• [The problem] The answer must consist of every line in the records below that contains the string "true".

=======

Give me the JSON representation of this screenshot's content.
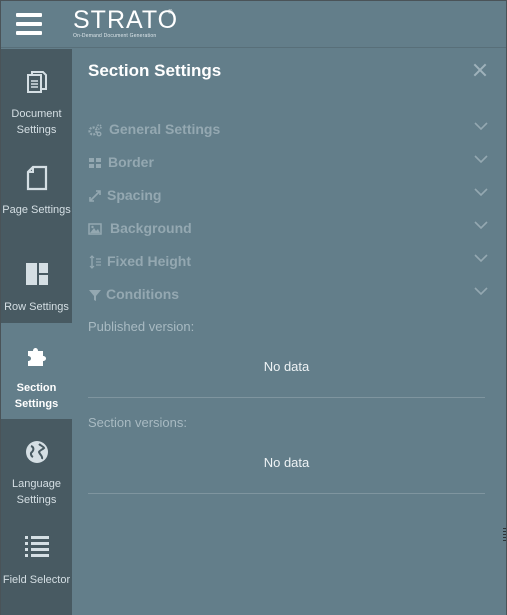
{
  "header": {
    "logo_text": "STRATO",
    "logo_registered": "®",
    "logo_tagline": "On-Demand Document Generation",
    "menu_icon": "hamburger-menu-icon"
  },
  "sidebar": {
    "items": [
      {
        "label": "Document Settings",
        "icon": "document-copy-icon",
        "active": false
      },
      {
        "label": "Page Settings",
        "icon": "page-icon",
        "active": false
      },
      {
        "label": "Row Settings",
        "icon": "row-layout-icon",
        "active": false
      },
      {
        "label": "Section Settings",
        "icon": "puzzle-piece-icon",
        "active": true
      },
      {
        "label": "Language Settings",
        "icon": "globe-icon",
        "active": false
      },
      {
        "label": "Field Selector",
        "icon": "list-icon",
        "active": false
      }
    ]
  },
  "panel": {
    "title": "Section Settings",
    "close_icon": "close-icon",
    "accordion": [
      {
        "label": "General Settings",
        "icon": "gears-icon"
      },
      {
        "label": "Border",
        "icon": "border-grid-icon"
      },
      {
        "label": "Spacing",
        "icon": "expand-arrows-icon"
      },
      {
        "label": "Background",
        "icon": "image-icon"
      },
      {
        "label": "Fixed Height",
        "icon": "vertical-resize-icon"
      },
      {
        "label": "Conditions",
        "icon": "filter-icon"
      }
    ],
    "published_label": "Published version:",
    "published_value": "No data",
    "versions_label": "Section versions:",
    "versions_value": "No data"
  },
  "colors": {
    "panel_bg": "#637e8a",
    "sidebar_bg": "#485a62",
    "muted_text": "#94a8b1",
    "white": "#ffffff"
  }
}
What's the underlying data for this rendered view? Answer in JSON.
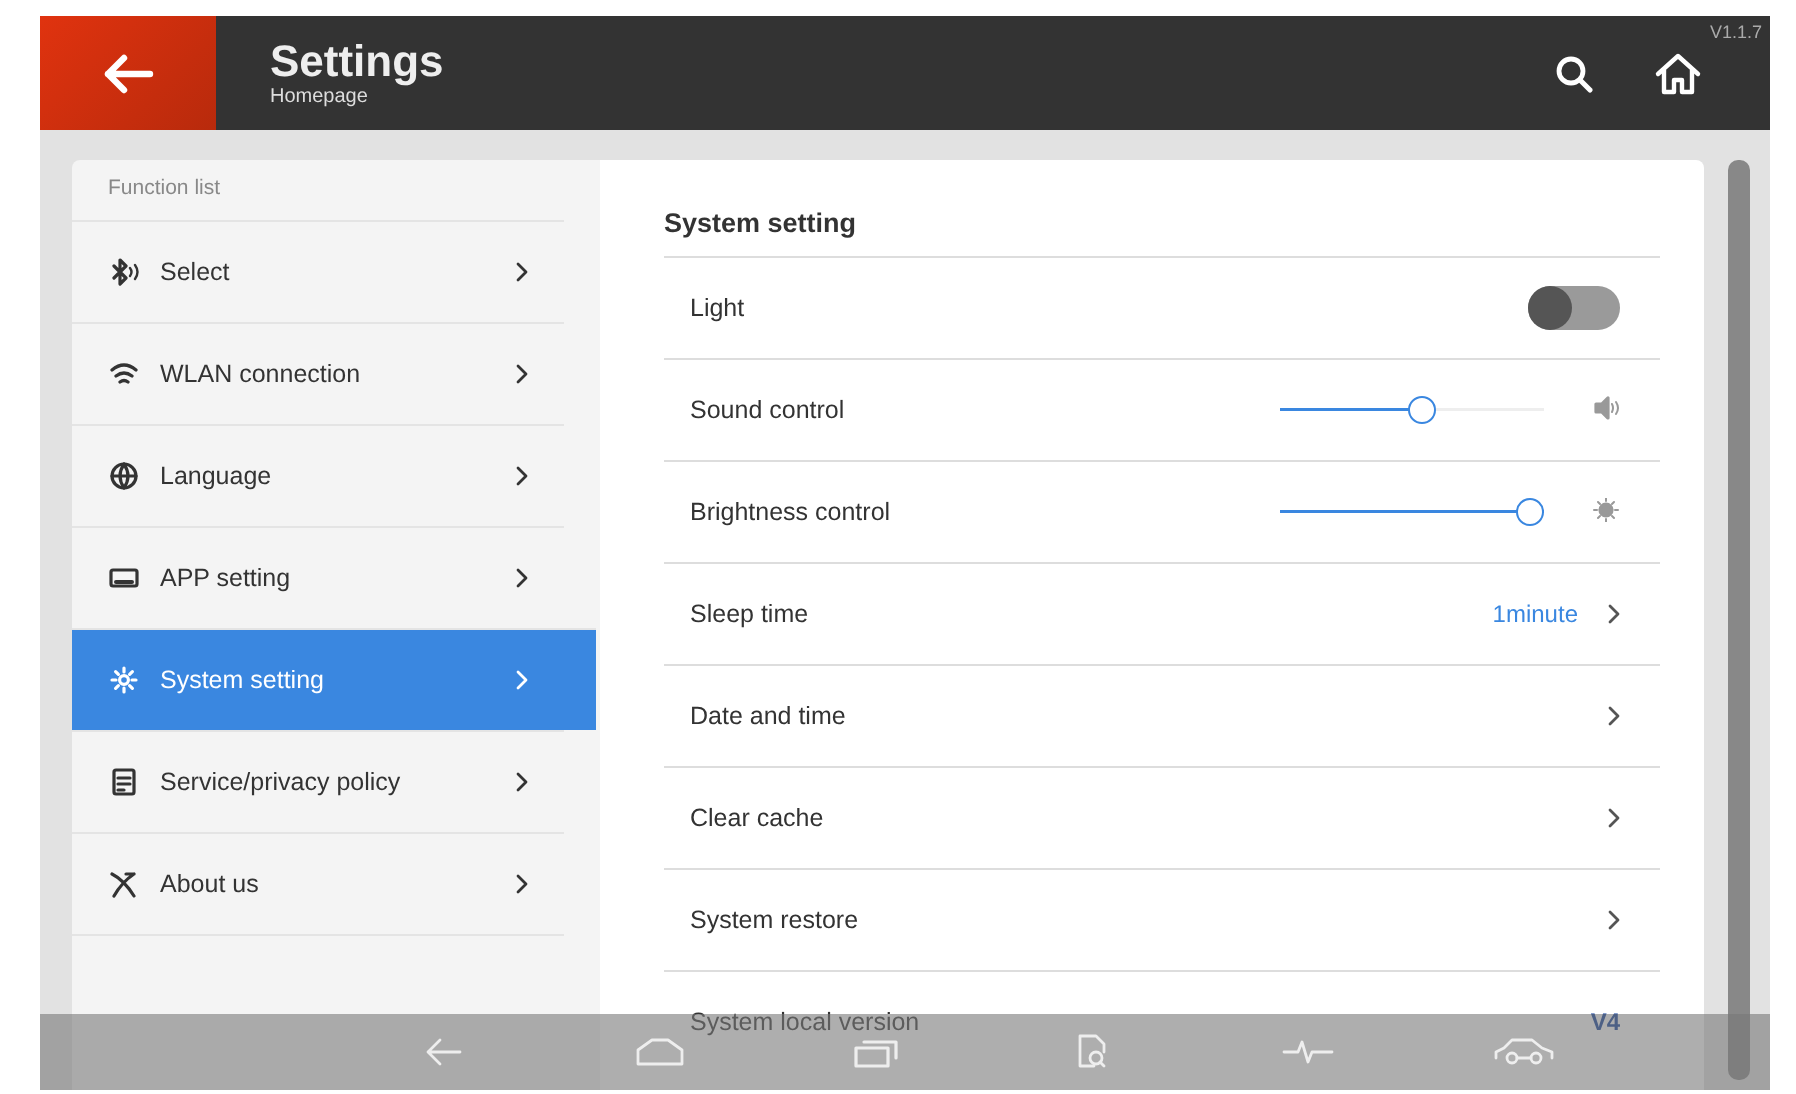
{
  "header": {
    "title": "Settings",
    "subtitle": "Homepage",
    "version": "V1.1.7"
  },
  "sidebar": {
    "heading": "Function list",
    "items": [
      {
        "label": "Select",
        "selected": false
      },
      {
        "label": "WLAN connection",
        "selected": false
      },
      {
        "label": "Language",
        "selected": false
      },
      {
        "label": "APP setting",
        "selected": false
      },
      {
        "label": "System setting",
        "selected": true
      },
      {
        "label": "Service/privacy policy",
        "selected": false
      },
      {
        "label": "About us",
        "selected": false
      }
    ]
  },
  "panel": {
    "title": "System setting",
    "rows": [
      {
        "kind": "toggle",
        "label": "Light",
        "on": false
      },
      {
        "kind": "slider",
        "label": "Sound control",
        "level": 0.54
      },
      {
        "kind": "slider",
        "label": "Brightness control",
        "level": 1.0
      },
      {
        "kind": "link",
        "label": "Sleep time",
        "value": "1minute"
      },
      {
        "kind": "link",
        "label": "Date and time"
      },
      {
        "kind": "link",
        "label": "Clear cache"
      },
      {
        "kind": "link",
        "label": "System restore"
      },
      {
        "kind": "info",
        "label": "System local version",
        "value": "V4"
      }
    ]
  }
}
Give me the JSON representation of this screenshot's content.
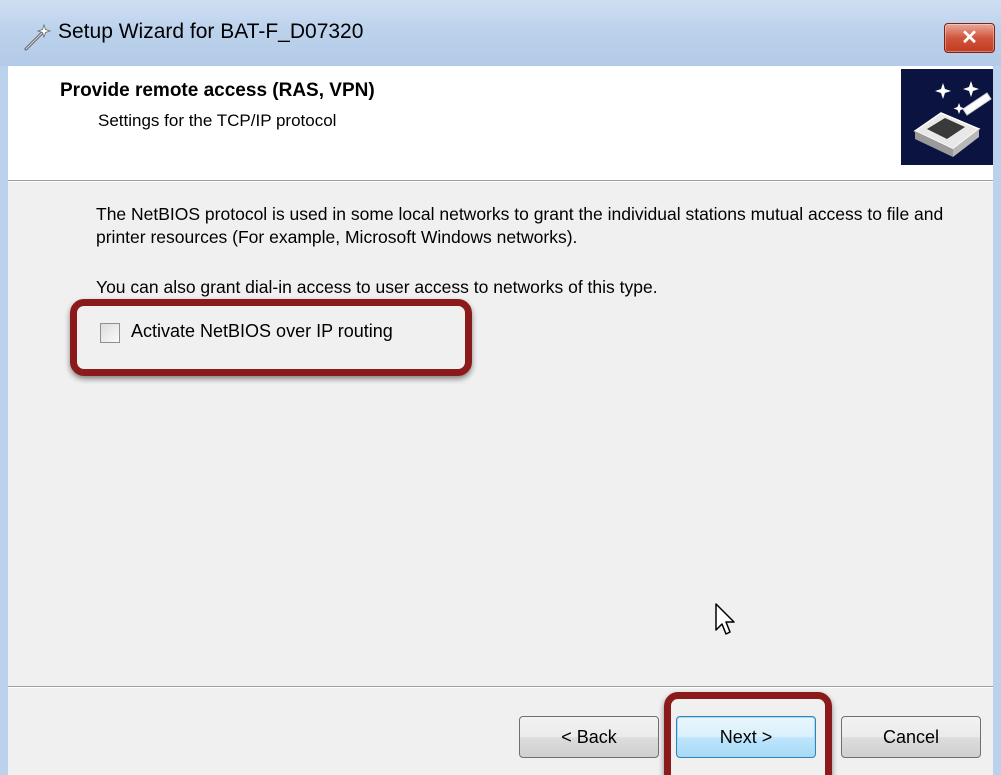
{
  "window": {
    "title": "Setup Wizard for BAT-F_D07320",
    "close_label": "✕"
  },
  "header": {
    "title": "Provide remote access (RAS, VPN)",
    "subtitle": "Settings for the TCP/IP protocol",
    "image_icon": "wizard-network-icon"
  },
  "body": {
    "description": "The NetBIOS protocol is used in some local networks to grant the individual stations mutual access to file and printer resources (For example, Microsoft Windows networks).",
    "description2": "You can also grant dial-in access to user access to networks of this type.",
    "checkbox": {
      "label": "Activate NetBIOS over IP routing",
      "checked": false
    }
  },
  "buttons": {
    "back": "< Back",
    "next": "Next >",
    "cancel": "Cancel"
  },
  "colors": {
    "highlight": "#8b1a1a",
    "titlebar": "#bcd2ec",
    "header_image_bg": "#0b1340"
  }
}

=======

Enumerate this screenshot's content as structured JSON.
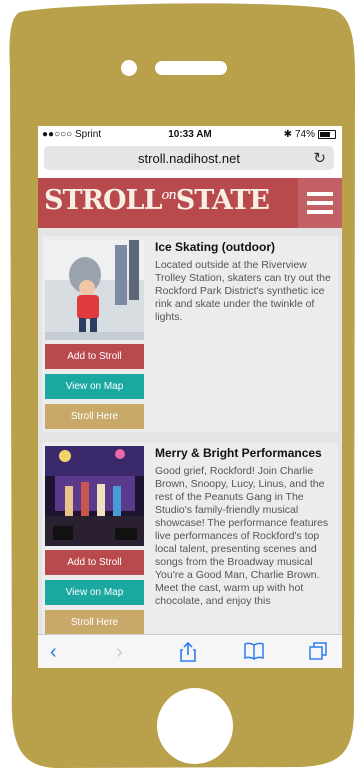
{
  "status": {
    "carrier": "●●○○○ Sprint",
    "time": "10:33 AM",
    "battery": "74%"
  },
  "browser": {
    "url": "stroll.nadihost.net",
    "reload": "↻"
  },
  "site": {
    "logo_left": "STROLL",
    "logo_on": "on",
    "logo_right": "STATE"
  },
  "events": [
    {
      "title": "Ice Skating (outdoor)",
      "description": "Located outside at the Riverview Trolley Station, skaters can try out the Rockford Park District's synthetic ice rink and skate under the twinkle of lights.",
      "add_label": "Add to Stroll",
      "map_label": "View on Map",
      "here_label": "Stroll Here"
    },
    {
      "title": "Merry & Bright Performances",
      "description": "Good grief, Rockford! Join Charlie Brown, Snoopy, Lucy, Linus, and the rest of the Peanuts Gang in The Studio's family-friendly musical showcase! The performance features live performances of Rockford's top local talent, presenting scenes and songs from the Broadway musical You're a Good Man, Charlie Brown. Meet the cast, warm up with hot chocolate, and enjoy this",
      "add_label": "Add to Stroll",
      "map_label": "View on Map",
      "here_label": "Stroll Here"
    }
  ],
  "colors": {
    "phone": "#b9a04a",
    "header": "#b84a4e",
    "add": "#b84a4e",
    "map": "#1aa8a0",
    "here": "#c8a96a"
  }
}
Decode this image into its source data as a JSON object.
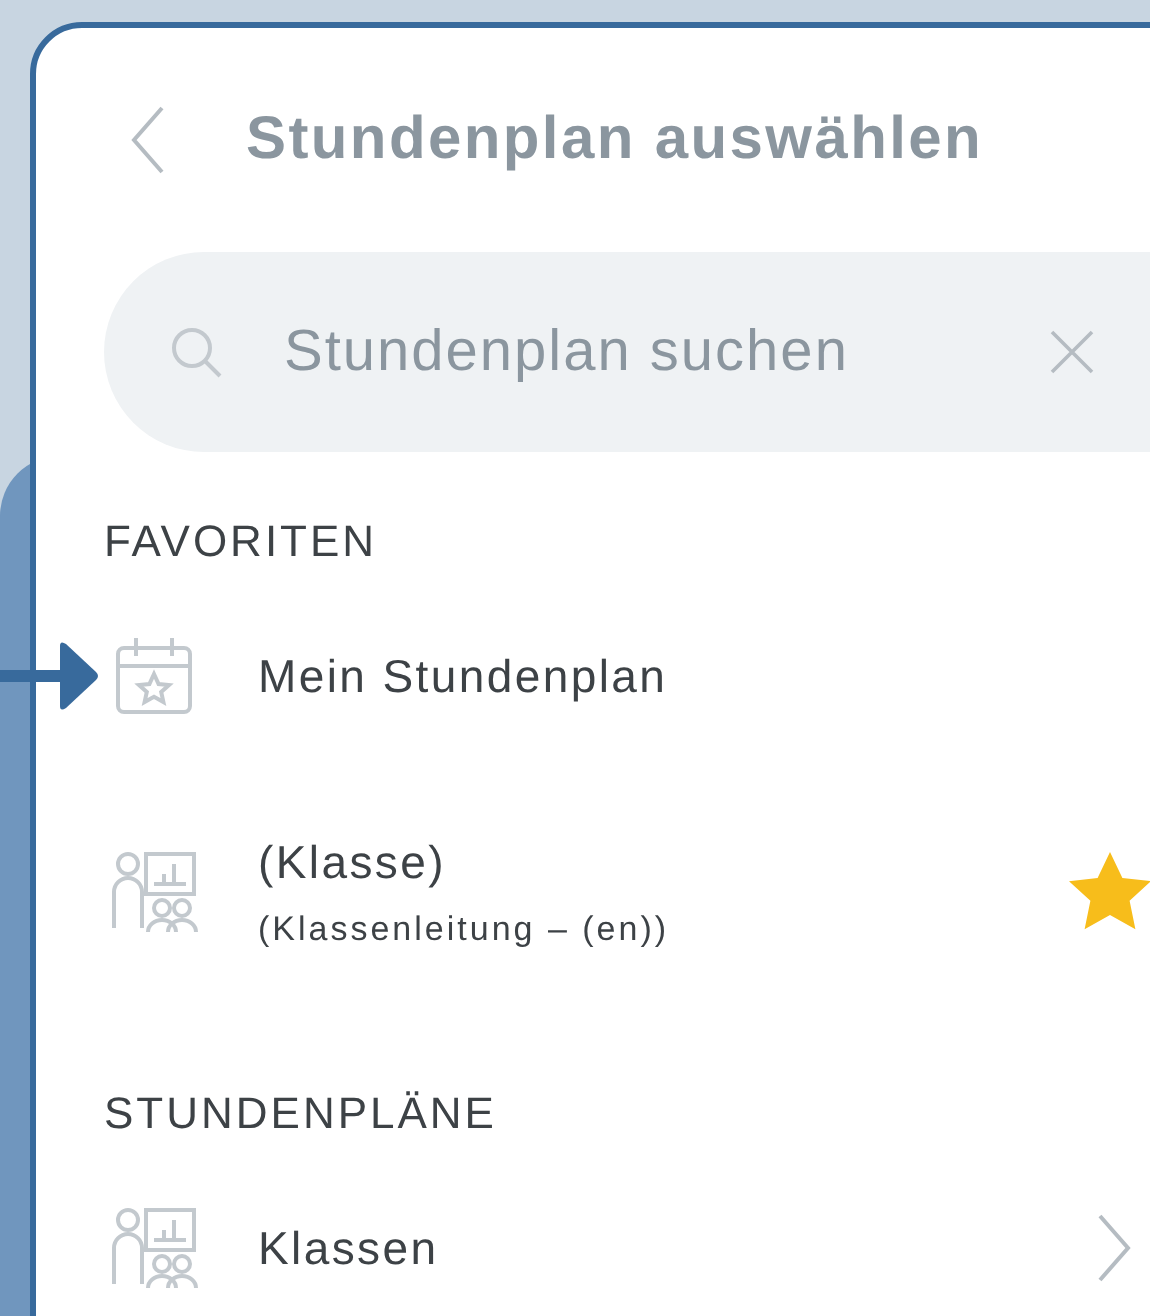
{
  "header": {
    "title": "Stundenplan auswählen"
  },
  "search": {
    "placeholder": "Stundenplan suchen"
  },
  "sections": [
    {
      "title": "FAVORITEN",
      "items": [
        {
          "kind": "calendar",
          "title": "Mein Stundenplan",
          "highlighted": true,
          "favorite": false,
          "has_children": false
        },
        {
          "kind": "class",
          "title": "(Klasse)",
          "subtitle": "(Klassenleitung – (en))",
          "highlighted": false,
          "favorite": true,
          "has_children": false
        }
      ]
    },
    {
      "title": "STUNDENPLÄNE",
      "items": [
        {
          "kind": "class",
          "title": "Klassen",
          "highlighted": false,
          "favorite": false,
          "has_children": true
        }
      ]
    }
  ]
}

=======

• [Reply to the task]
        "active": true
        "selected": true
          "highlighted": true,
          "favorite": true,
          "has_children": true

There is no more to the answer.